= Work required =
Out of the data below, copy every line with the string "Custom".
++++ Input data
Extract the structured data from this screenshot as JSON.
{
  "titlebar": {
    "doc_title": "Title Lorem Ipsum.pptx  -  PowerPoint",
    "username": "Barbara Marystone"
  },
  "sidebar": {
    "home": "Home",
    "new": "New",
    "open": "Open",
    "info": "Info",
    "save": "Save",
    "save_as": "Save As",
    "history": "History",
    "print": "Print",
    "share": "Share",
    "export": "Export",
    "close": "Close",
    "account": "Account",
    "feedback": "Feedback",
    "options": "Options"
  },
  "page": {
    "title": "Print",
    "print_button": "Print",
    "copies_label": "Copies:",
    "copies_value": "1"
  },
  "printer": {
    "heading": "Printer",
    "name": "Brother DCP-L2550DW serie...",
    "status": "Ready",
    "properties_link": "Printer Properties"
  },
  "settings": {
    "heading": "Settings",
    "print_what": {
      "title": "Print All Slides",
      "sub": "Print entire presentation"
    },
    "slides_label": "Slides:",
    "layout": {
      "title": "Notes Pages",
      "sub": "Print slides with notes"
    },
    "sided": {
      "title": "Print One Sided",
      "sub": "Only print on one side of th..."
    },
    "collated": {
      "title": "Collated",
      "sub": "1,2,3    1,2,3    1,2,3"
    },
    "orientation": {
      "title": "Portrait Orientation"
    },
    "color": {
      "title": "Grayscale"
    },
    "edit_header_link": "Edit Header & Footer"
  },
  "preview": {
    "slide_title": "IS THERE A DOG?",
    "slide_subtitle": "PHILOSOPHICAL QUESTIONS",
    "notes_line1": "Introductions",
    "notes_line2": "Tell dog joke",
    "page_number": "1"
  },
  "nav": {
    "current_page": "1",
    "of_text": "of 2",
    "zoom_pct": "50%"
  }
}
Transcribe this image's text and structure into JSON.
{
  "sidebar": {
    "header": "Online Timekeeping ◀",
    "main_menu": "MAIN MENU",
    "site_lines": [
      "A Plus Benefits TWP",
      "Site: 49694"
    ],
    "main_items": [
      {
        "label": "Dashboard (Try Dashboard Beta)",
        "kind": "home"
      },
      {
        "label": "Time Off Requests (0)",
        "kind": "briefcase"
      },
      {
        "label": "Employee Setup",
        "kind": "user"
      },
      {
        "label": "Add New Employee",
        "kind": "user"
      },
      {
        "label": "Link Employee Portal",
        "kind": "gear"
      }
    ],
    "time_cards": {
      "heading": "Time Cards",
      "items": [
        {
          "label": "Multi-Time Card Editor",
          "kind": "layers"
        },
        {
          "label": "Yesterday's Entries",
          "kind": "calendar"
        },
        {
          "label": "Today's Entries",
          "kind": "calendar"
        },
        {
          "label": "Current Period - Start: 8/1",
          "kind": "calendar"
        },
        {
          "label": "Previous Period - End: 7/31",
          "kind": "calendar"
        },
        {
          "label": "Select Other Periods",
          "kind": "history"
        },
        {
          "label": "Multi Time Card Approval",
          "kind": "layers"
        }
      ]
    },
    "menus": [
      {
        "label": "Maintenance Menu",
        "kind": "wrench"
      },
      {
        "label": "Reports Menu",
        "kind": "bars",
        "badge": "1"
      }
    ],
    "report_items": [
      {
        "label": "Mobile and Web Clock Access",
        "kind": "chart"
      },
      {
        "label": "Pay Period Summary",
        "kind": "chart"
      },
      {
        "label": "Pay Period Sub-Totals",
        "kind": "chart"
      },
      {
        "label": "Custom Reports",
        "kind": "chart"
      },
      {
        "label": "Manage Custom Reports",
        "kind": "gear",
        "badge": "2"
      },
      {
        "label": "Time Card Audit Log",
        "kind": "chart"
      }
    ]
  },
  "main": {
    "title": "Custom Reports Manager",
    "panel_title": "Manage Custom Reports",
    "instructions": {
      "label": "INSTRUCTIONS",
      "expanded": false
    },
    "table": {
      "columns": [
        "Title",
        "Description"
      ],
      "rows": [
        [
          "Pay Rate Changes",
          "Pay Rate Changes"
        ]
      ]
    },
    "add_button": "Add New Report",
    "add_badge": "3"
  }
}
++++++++
= Solution =
        "label": "Custom Reports",
        "label": "Manage Custom Reports",
    "title": "Custom Reports Manager",
    "panel_title": "Manage Custom Reports",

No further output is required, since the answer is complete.